NEW YORK (AP) -- Shares of J.C. Penney & Co. slipped in Thursday morning trading, a day after the struggling department store chain told investors at a presentation that it expects the second half of the year to mirror the disastrous results of the first half.
The company has confused consumers by changing its pricing strategy this year, abandoning coupons and frequent sales in favor of everyday low pricing. Then in July, Penney announced it was bringing back some sales and tweaking advertising.
The following month, J.C. Penney posted a second-quarter loss of $147 million, reversing a year-earlier profit, as revenue slid 23 percent. Meanwhile, revenue at stores open at least a year — a key measure of a retailer's health, plunged 21.7 percent, worse than the 18.9 percent drop the quarter before. Customer counts fell 12 percent.
Shares of the retailer are down 17 percent in the year to date, and the stock lost 74 cents, or 2.5 percent, to $28.35 in premarket trading.
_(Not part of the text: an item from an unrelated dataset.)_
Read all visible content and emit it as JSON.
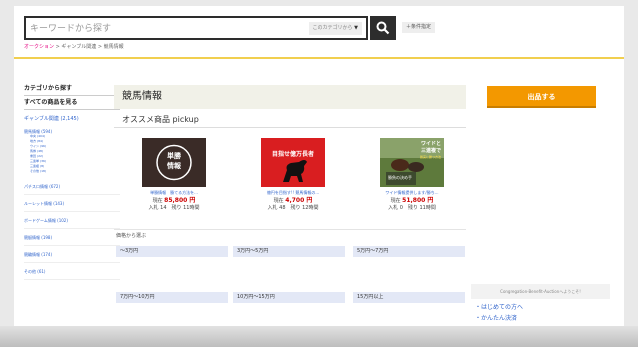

Thursday
Still, Citi Investment Research analyst Deborah Weinswig was impressed with the presentation, which showcased a new store prototype in a Dallas mall close to the company's Plano, Texas, headquarters. Featuring mini-boutiques of name brands such as Disney and Levi's flanking wide aisles, the redesign also will feature coffee and gelato bars, encouraging shoppers to linger.
"We believe that the new JCP will offer a shopping experience unlike any other in apparel retailing, and we reiterate our 'Buy' rating," Weinswig wrote.
In particular, the analyst called the technology within the stores "dazzling," such as self-serve and mobile check-outs.
Nomura analyst Paul Lejuez also was impressed with the prototype, but remained concerned about the rollout of the concept to the chain's 700 stores, as well as the timing of a sales turnaround and potential risks implementing the new technology. He backed his "Neutral" rating on the stock.